◆ **RECORDED DATA**:
###
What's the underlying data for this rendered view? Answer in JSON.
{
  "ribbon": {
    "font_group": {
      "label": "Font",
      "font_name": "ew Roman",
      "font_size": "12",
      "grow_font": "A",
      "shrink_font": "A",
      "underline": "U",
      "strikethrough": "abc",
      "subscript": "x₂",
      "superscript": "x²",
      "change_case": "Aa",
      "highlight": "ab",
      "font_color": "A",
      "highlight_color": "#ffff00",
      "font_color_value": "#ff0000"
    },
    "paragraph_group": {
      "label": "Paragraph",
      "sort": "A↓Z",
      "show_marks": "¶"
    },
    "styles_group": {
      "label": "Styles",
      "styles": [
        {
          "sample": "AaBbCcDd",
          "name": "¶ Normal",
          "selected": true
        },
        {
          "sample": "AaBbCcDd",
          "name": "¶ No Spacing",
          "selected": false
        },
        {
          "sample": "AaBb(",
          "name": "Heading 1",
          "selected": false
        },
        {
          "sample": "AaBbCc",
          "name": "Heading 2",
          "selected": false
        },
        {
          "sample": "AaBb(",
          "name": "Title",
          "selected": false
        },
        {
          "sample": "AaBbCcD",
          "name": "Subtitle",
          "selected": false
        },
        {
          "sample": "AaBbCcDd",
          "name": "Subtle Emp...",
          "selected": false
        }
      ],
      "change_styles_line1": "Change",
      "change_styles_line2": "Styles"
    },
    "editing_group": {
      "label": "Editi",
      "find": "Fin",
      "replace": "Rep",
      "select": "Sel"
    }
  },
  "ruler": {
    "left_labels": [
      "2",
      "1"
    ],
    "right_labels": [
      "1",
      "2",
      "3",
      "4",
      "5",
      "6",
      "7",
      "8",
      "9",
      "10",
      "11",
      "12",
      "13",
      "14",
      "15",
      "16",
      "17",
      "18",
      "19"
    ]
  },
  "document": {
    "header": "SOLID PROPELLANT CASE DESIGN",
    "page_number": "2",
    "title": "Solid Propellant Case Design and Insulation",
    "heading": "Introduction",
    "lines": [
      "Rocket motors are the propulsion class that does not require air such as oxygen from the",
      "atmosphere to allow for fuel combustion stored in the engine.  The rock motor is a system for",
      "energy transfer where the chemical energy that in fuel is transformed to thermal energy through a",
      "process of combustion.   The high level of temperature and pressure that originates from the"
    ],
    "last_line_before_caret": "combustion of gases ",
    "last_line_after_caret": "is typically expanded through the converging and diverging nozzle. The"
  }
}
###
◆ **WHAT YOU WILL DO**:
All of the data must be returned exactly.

◆ **EXERCISE OUTPUT**:
What's the underlying data for this rendered view? Answer in JSON.
{
  "ribbon": {
    "font_group": {
      "label": "Font",
      "font_name": "ew Roman",
      "font_size": "12",
      "grow_font": "A",
      "shrink_font": "A",
      "underline": "U",
      "strikethrough": "abc",
      "subscript": "x₂",
      "superscript": "x²",
      "change_case": "Aa",
      "highlight": "ab",
      "font_color": "A",
      "highlight_color": "#ffff00",
      "font_color_value": "#ff0000"
    },
    "paragraph_group": {
      "label": "Paragraph",
      "sort": "A↓Z",
      "show_marks": "¶"
    },
    "styles_group": {
      "label": "Styles",
      "styles": [
        {
          "sample": "AaBbCcDd",
          "name": "¶ Normal",
          "selected": true
        },
        {
          "sample": "AaBbCcDd",
          "name": "¶ No Spacing",
          "selected": false
        },
        {
          "sample": "AaBb(",
          "name": "Heading 1",
          "selected": false
        },
        {
          "sample": "AaBbCc",
          "name": "Heading 2",
          "selected": false
        },
        {
          "sample": "AaBb(",
          "name": "Title",
          "selected": false
        },
        {
          "sample": "AaBbCcD",
          "name": "Subtitle",
          "selected": false
        },
        {
          "sample": "AaBbCcDd",
          "name": "Subtle Emp...",
          "selected": false
        }
      ],
      "change_styles_line1": "Change",
      "change_styles_line2": "Styles"
    },
    "editing_group": {
      "label": "Editi",
      "find": "Fin",
      "replace": "Rep",
      "select": "Sel"
    }
  },
  "ruler": {
    "left_labels": [
      "2",
      "1"
    ],
    "right_labels": [
      "1",
      "2",
      "3",
      "4",
      "5",
      "6",
      "7",
      "8",
      "9",
      "10",
      "11",
      "12",
      "13",
      "14",
      "15",
      "16",
      "17",
      "18",
      "19"
    ]
  },
  "document": {
    "header": "SOLID PROPELLANT CASE DESIGN",
    "page_number": "2",
    "title": "Solid Propellant Case Design and Insulation",
    "heading": "Introduction",
    "lines": [
      "Rocket motors are the propulsion class that does not require air such as oxygen from the",
      "atmosphere to allow for fuel combustion stored in the engine.  The rock motor is a system for",
      "energy transfer where the chemical energy that in fuel is transformed to thermal energy through a",
      "process of combustion.   The high level of temperature and pressure that originates from the"
    ],
    "last_line_before_caret": "combustion of gases ",
    "last_line_after_caret": "is typically expanded through the converging and diverging nozzle. The"
  }
}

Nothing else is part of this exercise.